To receive Fairtrade accreditation, DTKW and its members had to achieve and has maintained a high standard of ethical and sustainable farming and winemaking practices, particularly in the treatment and remuneration of workers. Every farm and the cellar, undergoes a stringent auditing process each year for the renewal of their Fairtrade certification.

All cellar staff members are paid substantially more than the minimum wages prescribed by government. However, the ethical treatment of staff involves much more than the monthly or weekly wages they earn; it also involves their overall level of well-

Fairhills kids playing at the newly renovated Tierstel Daycare Centre – Now sports veggie tunnel

being and quality of life. For this reason, accommodation is made available to them free of charge or at very low monthly rentals. Early in 2012, DTKW upgraded all its staff accommodation. Houses were gutted on a rotation basis and completely refurbished: new ceilings, new floors, kitchen cupboards, bathrooms, new plumbing and new electrification were installed.

The Fairhills project that has resulted from our Fairtrade accreditation, has contributed enormously in recent years to the enrichment of the lives of not only the workers, but of their families, in particular the children. Everyone is involved in this project: all our 13 producer-members, their 19 grape farms, approximately 400 farm workers and their 1 200 dependents.

The project is managed independently by a committee of 34 farm workers, who decide how the premium income will be allocated and to which projects. The premium of €0.70 in the case of red wine and €0.80 in the case of white, is paid by socially-conscious consumers, who buy Fairtrade wines such as those produced by DTKW, thus contributing to the upliftment of workers in participating emerging countries.

In addition to the premium paid by consumers, the Fairhills project also receives funding from certain overseas retailers, local non-governmental organisations, South African government departments with DTKW itself, a substantial contributor.

One of the first projects initiated by Fairhills, was the establishment of day-care centres for the children of working parents, staffed by trained caregivers. Three have been in operation since 2006. Today they provide care for 170 children between the ages of three months and five years. The children are transported to and from the centres in buses bought for this purpose, receive two nourishing meals a day, and are checked once a week by a qualified medical nurse. All activities are selected to stimulate development while the older children, those between four and five years old, are taught computer literacy.

These centres, where children from non-Fairtrade farms are also welcome, are run by an ex-farm worker and a management committee of farm workers. They provide employment for 23 women from the surrounding farms, who all receive ongoing training in early-childhood development.

The Fairhills Project is also deeply involved in the running of the Lorraine Primary School, situated on one of our member farms. The school has approximately 100 learners, of which almost 90% are from member farms. It originally only consisted of three classrooms. The first addition was a kitchen, where meals could be prepared for learners as well as for the little ones in day-care centres.

In the last few years separate classrooms were added for grades 3 and 4, while a new classroom for Grade 5 is proposed for 2013. When completed, every grade will have its own classroom, where specific learners can be taught for longer periods in a familiar environment.
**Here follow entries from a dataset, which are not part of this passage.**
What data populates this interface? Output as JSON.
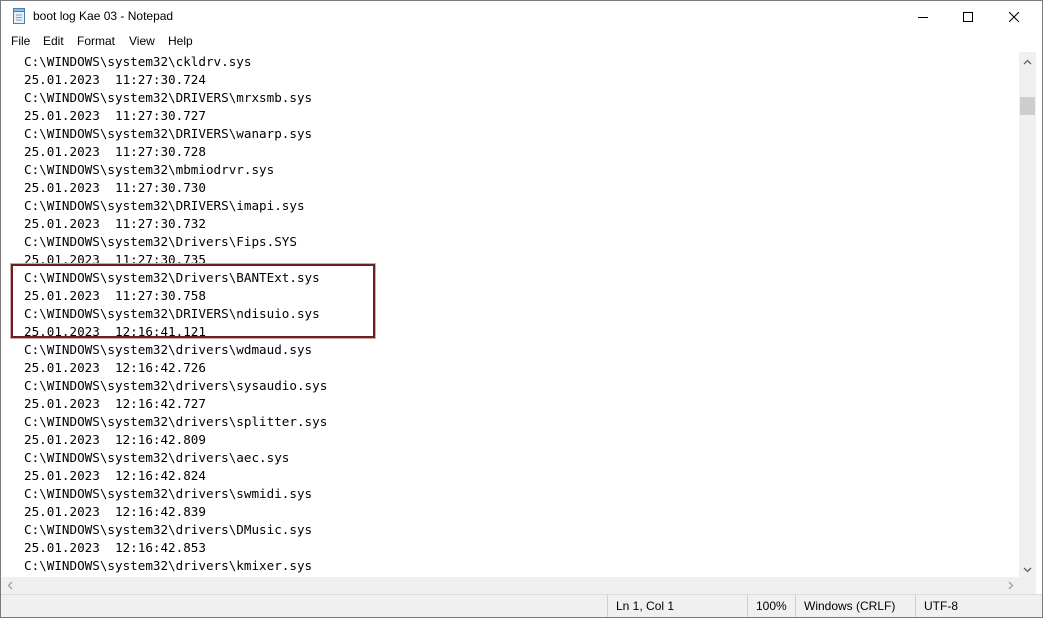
{
  "window": {
    "title": "boot log Kae 03 - Notepad",
    "icon": "notepad-icon"
  },
  "controls": {
    "minimize": "minimize-icon",
    "maximize": "maximize-icon",
    "close": "close-icon"
  },
  "menu": [
    "File",
    "Edit",
    "Format",
    "View",
    "Help"
  ],
  "editor": {
    "lines": [
      "C:\\WINDOWS\\system32\\ckldrv.sys",
      "25.01.2023  11:27:30.724",
      "C:\\WINDOWS\\system32\\DRIVERS\\mrxsmb.sys",
      "25.01.2023  11:27:30.727",
      "C:\\WINDOWS\\system32\\DRIVERS\\wanarp.sys",
      "25.01.2023  11:27:30.728",
      "C:\\WINDOWS\\system32\\mbmiodrvr.sys",
      "25.01.2023  11:27:30.730",
      "C:\\WINDOWS\\system32\\DRIVERS\\imapi.sys",
      "25.01.2023  11:27:30.732",
      "C:\\WINDOWS\\system32\\Drivers\\Fips.SYS",
      "25.01.2023  11:27:30.735",
      "C:\\WINDOWS\\system32\\Drivers\\BANTExt.sys",
      "25.01.2023  11:27:30.758",
      "C:\\WINDOWS\\system32\\DRIVERS\\ndisuio.sys",
      "25.01.2023  12:16:41.121",
      "C:\\WINDOWS\\system32\\drivers\\wdmaud.sys",
      "25.01.2023  12:16:42.726",
      "C:\\WINDOWS\\system32\\drivers\\sysaudio.sys",
      "25.01.2023  12:16:42.727",
      "C:\\WINDOWS\\system32\\drivers\\splitter.sys",
      "25.01.2023  12:16:42.809",
      "C:\\WINDOWS\\system32\\drivers\\aec.sys",
      "25.01.2023  12:16:42.824",
      "C:\\WINDOWS\\system32\\drivers\\swmidi.sys",
      "25.01.2023  12:16:42.839",
      "C:\\WINDOWS\\system32\\drivers\\DMusic.sys",
      "25.01.2023  12:16:42.853",
      "C:\\WINDOWS\\system32\\drivers\\kmixer.sys"
    ],
    "highlight_color": "#6b1f1f"
  },
  "status": {
    "position": "Ln 1, Col 1",
    "zoom": "100%",
    "line_ending": "Windows (CRLF)",
    "encoding": "UTF-8"
  }
}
A community library opened its doors two years ago, which serves both learners and adults. In the same year the school completed construction of a computer centre, which today, has a bank of 28 computers. Those receiving training in addition to the older children at the day-care centres, are learners at the primary school, as well as Fairhills learners in Grades 11 and 12.

Attached to the school is an after-care centre available to learners up to and including Grade 4. These learners are assisted with their homework and also receive an after-school lunch. At the same time, it provides employment for four adults who manage the programme.

Over the years a community centre was built which plays an important role as a focal point of social activities and a meeting place for members of the community.

 —Ends—